They claim to serve Malaysian and Indian food, however, when asked, the owner revealed that he has never stepped foot in Malaysia. He claims that there are Indians in Malaysia therefore Indian food must be Malaysian food as well. 



We ordered Chicken Briyani and Lamb Briyani. 


The owner later claims that he makes the food to order so if you want to ask for extras, there are no extras, you will just have to order the dish and he prepares them from scratch. 

Verdict:
Not recommended. The food was so-so and the price is slightly expensive. Total cost: THB1300 (equivalent to MYR130). 


Driving (or walking) around Patong you'll discover a lot of Arabic joints selling halal Arabic food. This time we decided to try a Lebanese Restaurant located at Rat-U-Thit Songroi Pi.


Pickles. Unfortunately for us, we decided to order Thai food instead of Lebanese cuisine. 


Green Curry Chicken. 


Plain rice. 


Tom Yam Goong. 

Verdict: 
The worst Thai food ever! The meal costs us around THB1300 (MYR130). You might have better luck with Lebanese food though but we are not stepping into this restaurant ever again. 

Other restaurants/ cafes around Patong (however, we didn't manage to sample the food here, so the jury is still out on these restaurants/ cafes): 


Cairo. Right across the Lebanese restaurant. 



There's various halal kebabs scattered all over Patong. 


And also various Indian restaurants. 

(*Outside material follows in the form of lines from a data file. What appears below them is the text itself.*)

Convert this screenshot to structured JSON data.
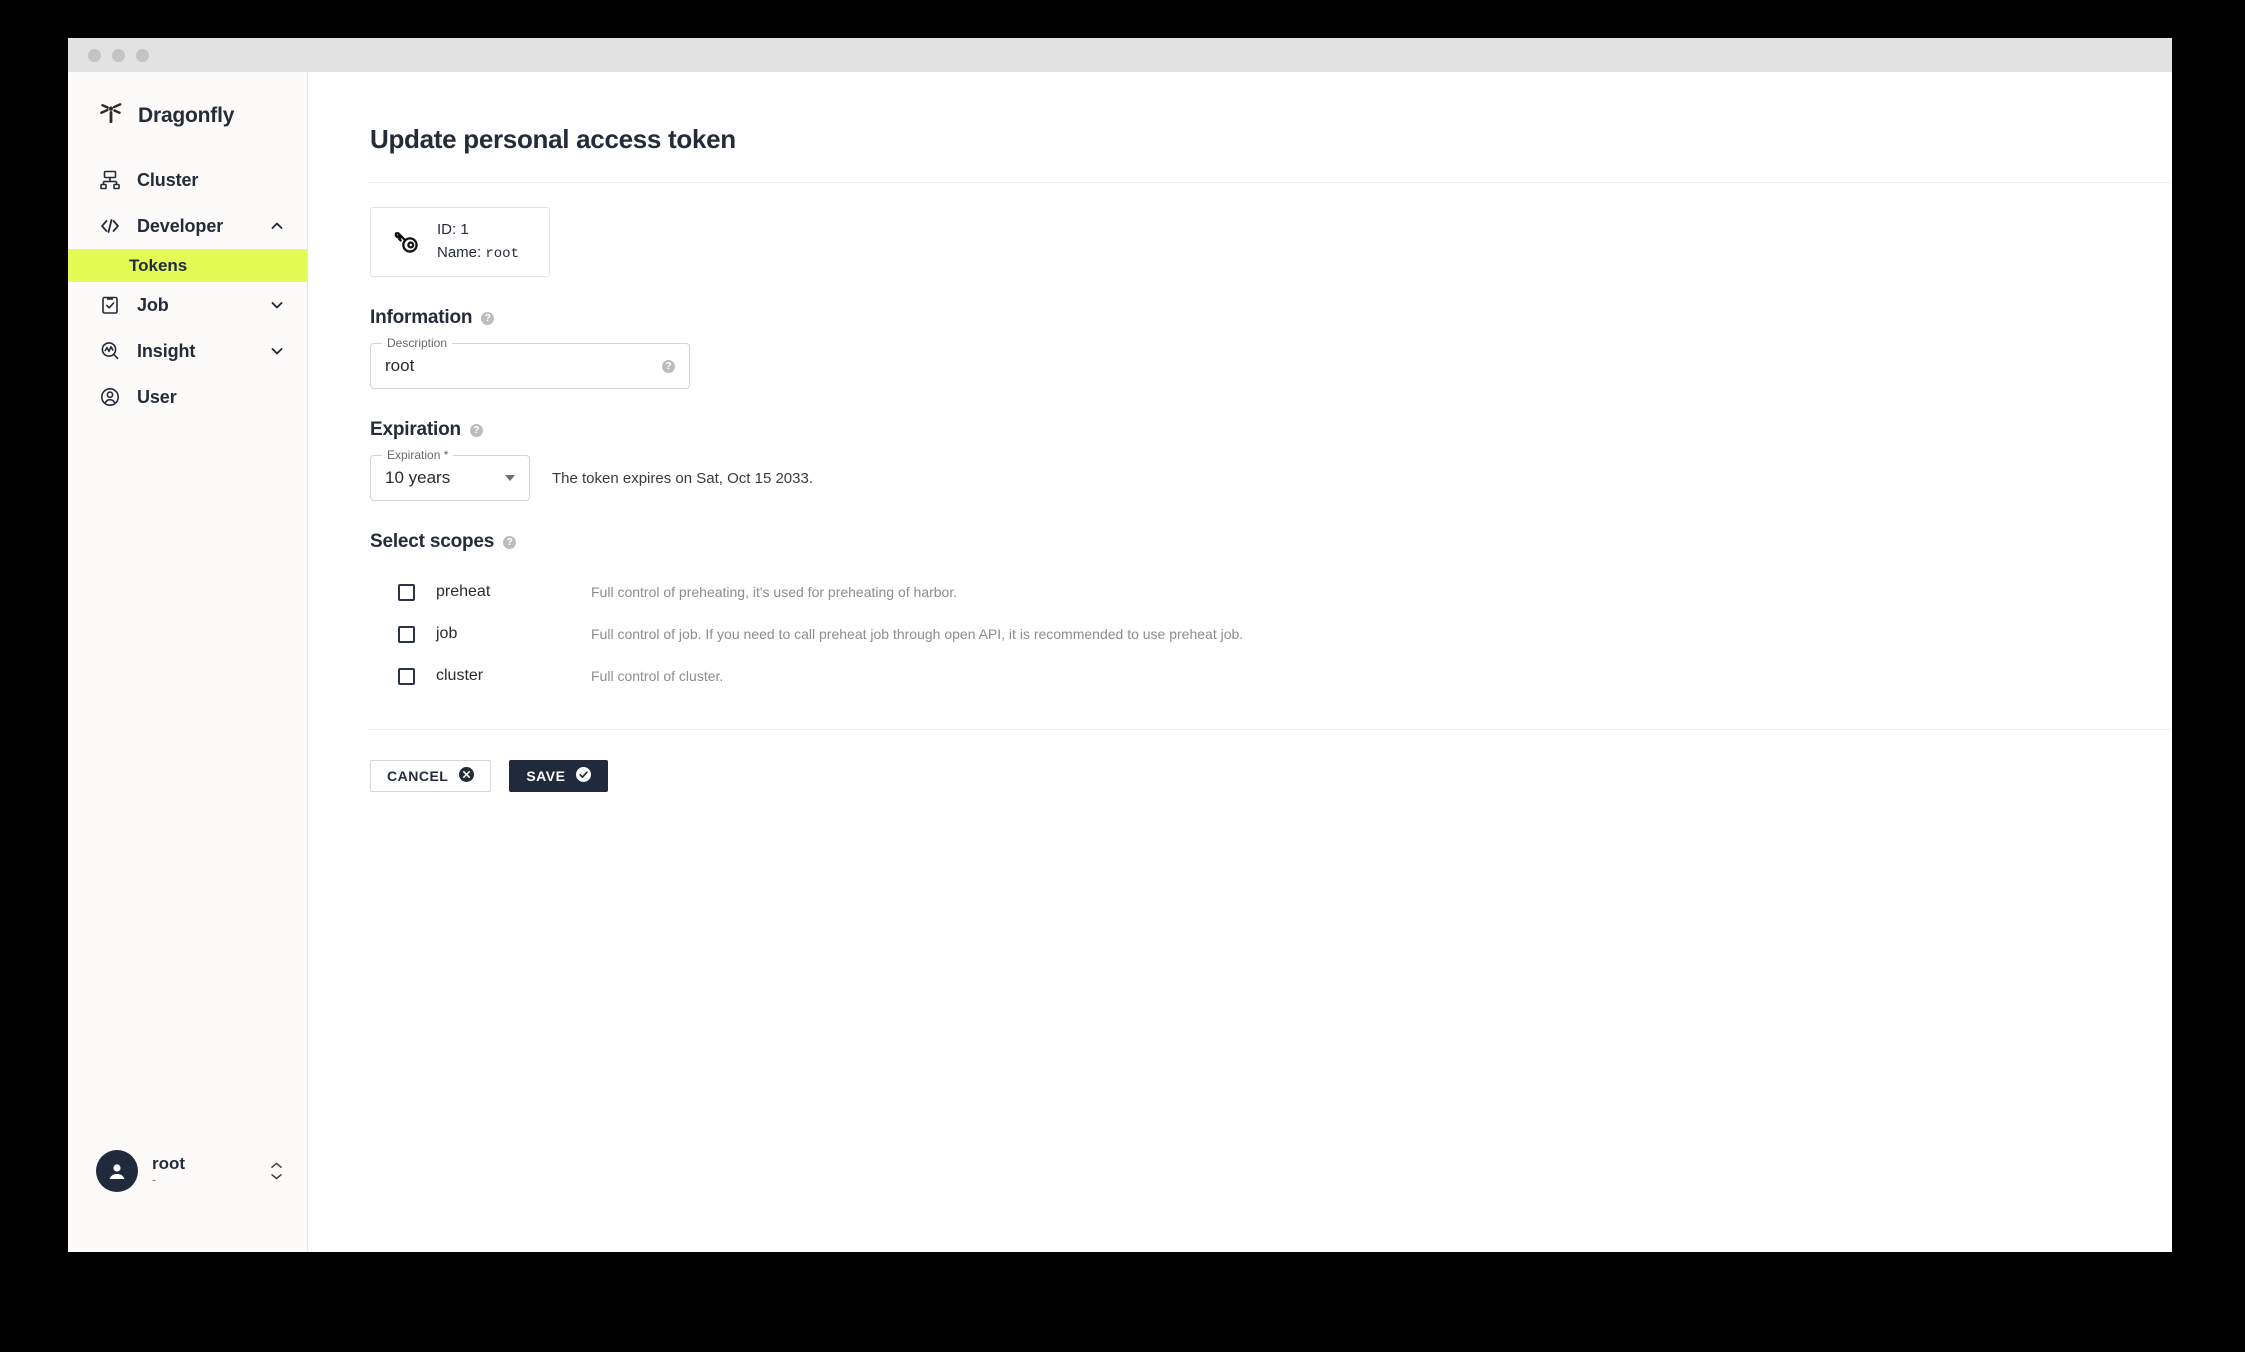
{
  "window": {
    "traffic_lights": [
      "close",
      "minimize",
      "maximize"
    ]
  },
  "sidebar": {
    "brand": {
      "name": "Dragonfly",
      "icon": "dragonfly-logo-icon"
    },
    "items": [
      {
        "label": "Cluster",
        "icon": "cluster-icon",
        "expandable": false,
        "chevron": ""
      },
      {
        "label": "Developer",
        "icon": "code-icon",
        "expandable": true,
        "chevron": "up"
      },
      {
        "label": "Job",
        "icon": "clipboard-check-icon",
        "expandable": true,
        "chevron": "down"
      },
      {
        "label": "Insight",
        "icon": "insight-icon",
        "expandable": true,
        "chevron": "down"
      },
      {
        "label": "User",
        "icon": "user-circle-icon",
        "expandable": false,
        "chevron": ""
      }
    ],
    "sub_items": [
      {
        "label": "Tokens",
        "parent": "Developer",
        "active": true
      }
    ],
    "user": {
      "name": "root",
      "sub": "-",
      "avatar_icon": "person-icon",
      "switcher_icon": "up-down-chevron-icon"
    },
    "colors": {
      "active_highlight": "#e4fa55",
      "background": "#fcfbfa",
      "text": "#242c3a"
    }
  },
  "main": {
    "page_title": "Update personal access token",
    "token_card": {
      "icon": "key-icon",
      "id_line": "ID: 1",
      "name_label": "Name:",
      "name_value": "root"
    },
    "information": {
      "heading": "Information",
      "help_icon": "help-circle-icon",
      "description_field": {
        "legend": "Description",
        "value": "root",
        "placeholder": "Description",
        "help_icon": "help-circle-icon"
      }
    },
    "expiration": {
      "heading": "Expiration",
      "help_icon": "help-circle-icon",
      "select": {
        "legend": "Expiration *",
        "value": "10 years",
        "caret_icon": "chevron-down-icon"
      },
      "note": "The token expires on Sat, Oct 15 2033."
    },
    "scopes": {
      "heading": "Select scopes",
      "help_icon": "help-circle-icon",
      "rows": [
        {
          "name": "preheat",
          "checked": false,
          "description": "Full control of preheating, it's used for preheating of harbor."
        },
        {
          "name": "job",
          "checked": false,
          "description": "Full control of job. If you need to call preheat job through open API, it is recommended to use preheat job."
        },
        {
          "name": "cluster",
          "checked": false,
          "description": "Full control of cluster."
        }
      ]
    },
    "actions": {
      "cancel": {
        "label": "CANCEL",
        "icon": "circle-x-icon"
      },
      "save": {
        "label": "SAVE",
        "icon": "circle-check-icon"
      }
    }
  },
  "colors": {
    "accent": "#e4fa55",
    "navy": "#1f2a3c",
    "muted_text": "#8d8d8d",
    "border": "#e4e4e4"
  }
}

So, the one thing that irked me was, where are all the delicious Thai food? There's Indian, Arabic, and Lebanese food everywhere but no Thai food? Lucky for us, on our third day (right after the Lebanese Restaurant fiasco) we accidentally stumbled upon this restaurant while leaving Patong for Phuket town.

Best Restaurant in Patong, Phuket: Tem-Eim Restaurant.


The restaurant is located right next a traffic light intersection (at Phra Barami Road) not far from Nurul Islamiyah Mosque.


The name of the restaurant, Tem-Eim Restaurant.


The menu, in Thai. 


The decor. Definitely Muslim, right?


They serve pre-cooked food. 


Longan drink. Absolute yum! 


Scrambled eggs. 


Bitter grout with salted eggs. 


Plain rice. 


Tom Yam Goong. 



Stir-fried fish. 


Papaya salad (i.e. kerabu betik)


They also serve salmon steak. This would cost you about THB200 (i.e. MYR20). 


And a very juicy beef steak. Also costing around THB200 or maybe less. 

Verdict: 
Definitely recommended. I'd go again to this restaurant again if I have the chance to revisit Phuket. Our meal costs us about THB800 (i.e. MYR80) for food and drinks. Super cheap if you compare the fact that we ordered both local Thai cuisine and western food. 
 
Hope this helps those who are planning to travel to Phuket in the future.

For easy reference, you may want to check out my Facebook page [here], the halal guides are included in my photo albums complete with the restaurant's address (or the very least, directions on how to get there).

To wanderlust and food expeditions.


xoxo Mrs Fashionista